[Component data from apps and pages]

----------------

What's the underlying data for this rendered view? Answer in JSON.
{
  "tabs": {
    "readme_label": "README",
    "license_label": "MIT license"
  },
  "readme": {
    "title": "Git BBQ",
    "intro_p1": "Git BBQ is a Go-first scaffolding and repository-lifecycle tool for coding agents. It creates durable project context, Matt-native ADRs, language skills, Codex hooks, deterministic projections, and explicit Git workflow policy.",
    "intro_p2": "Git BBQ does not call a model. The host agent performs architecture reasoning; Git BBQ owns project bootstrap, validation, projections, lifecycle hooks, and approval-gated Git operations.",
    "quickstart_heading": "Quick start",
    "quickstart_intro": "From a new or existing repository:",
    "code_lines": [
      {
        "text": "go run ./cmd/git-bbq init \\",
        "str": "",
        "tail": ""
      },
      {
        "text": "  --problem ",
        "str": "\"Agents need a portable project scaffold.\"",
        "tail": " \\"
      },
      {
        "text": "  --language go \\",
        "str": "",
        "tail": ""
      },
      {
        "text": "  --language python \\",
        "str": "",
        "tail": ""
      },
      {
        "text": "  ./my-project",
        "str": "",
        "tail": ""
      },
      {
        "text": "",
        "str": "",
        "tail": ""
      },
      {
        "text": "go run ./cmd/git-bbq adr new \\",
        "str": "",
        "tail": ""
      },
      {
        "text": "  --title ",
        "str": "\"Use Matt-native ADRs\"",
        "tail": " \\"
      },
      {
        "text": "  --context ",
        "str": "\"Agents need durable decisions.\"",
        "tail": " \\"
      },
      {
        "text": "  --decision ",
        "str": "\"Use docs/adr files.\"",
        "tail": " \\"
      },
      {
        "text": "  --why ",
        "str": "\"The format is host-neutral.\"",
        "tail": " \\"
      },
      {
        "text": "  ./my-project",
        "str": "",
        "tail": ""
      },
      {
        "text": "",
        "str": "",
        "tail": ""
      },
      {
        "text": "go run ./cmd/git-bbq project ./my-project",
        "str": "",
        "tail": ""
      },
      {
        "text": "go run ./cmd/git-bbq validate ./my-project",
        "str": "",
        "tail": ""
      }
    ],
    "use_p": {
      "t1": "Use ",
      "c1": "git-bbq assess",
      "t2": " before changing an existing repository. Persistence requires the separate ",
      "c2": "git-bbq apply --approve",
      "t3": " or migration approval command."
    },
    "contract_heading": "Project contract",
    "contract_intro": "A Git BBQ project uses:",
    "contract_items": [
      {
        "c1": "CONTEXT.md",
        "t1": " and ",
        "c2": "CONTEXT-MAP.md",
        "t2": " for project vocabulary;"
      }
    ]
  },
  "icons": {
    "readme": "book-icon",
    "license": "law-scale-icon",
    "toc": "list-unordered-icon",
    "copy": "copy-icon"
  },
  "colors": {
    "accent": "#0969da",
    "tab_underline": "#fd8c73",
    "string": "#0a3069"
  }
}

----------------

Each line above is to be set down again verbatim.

What's the underlying data for this rendered view? Answer in JSON.
{
  "tabs": {
    "readme_label": "README",
    "license_label": "MIT license"
  },
  "readme": {
    "title": "Git BBQ",
    "intro_p1": "Git BBQ is a Go-first scaffolding and repository-lifecycle tool for coding agents. It creates durable project context, Matt-native ADRs, language skills, Codex hooks, deterministic projections, and explicit Git workflow policy.",
    "intro_p2": "Git BBQ does not call a model. The host agent performs architecture reasoning; Git BBQ owns project bootstrap, validation, projections, lifecycle hooks, and approval-gated Git operations.",
    "quickstart_heading": "Quick start",
    "quickstart_intro": "From a new or existing repository:",
    "code_lines": [
      {
        "text": "go run ./cmd/git-bbq init \\",
        "str": "",
        "tail": ""
      },
      {
        "text": "  --problem ",
        "str": "\"Agents need a portable project scaffold.\"",
        "tail": " \\"
      },
      {
        "text": "  --language go \\",
        "str": "",
        "tail": ""
      },
      {
        "text": "  --language python \\",
        "str": "",
        "tail": ""
      },
      {
        "text": "  ./my-project",
        "str": "",
        "tail": ""
      },
      {
        "text": "",
        "str": "",
        "tail": ""
      },
      {
        "text": "go run ./cmd/git-bbq adr new \\",
        "str": "",
        "tail": ""
      },
      {
        "text": "  --title ",
        "str": "\"Use Matt-native ADRs\"",
        "tail": " \\"
      },
      {
        "text": "  --context ",
        "str": "\"Agents need durable decisions.\"",
        "tail": " \\"
      },
      {
        "text": "  --decision ",
        "str": "\"Use docs/adr files.\"",
        "tail": " \\"
      },
      {
        "text": "  --why ",
        "str": "\"The format is host-neutral.\"",
        "tail": " \\"
      },
      {
        "text": "  ./my-project",
        "str": "",
        "tail": ""
      },
      {
        "text": "",
        "str": "",
        "tail": ""
      },
      {
        "text": "go run ./cmd/git-bbq project ./my-project",
        "str": "",
        "tail": ""
      },
      {
        "text": "go run ./cmd/git-bbq validate ./my-project",
        "str": "",
        "tail": ""
      }
    ],
    "use_p": {
      "t1": "Use ",
      "c1": "git-bbq assess",
      "t2": " before changing an existing repository. Persistence requires the separate ",
      "c2": "git-bbq apply --approve",
      "t3": " or migration approval command."
    },
    "contract_heading": "Project contract",
    "contract_intro": "A Git BBQ project uses:",
    "contract_items": [
      {
        "c1": "CONTEXT.md",
        "t1": " and ",
        "c2": "CONTEXT-MAP.md",
        "t2": " for project vocabulary;"
      }
    ]
  },
  "icons": {
    "readme": "book-icon",
    "license": "law-scale-icon",
    "toc": "list-unordered-icon",
    "copy": "copy-icon"
  },
  "colors": {
    "accent": "#0969da",
    "tab_underline": "#fd8c73",
    "string": "#0a3069"
  }
}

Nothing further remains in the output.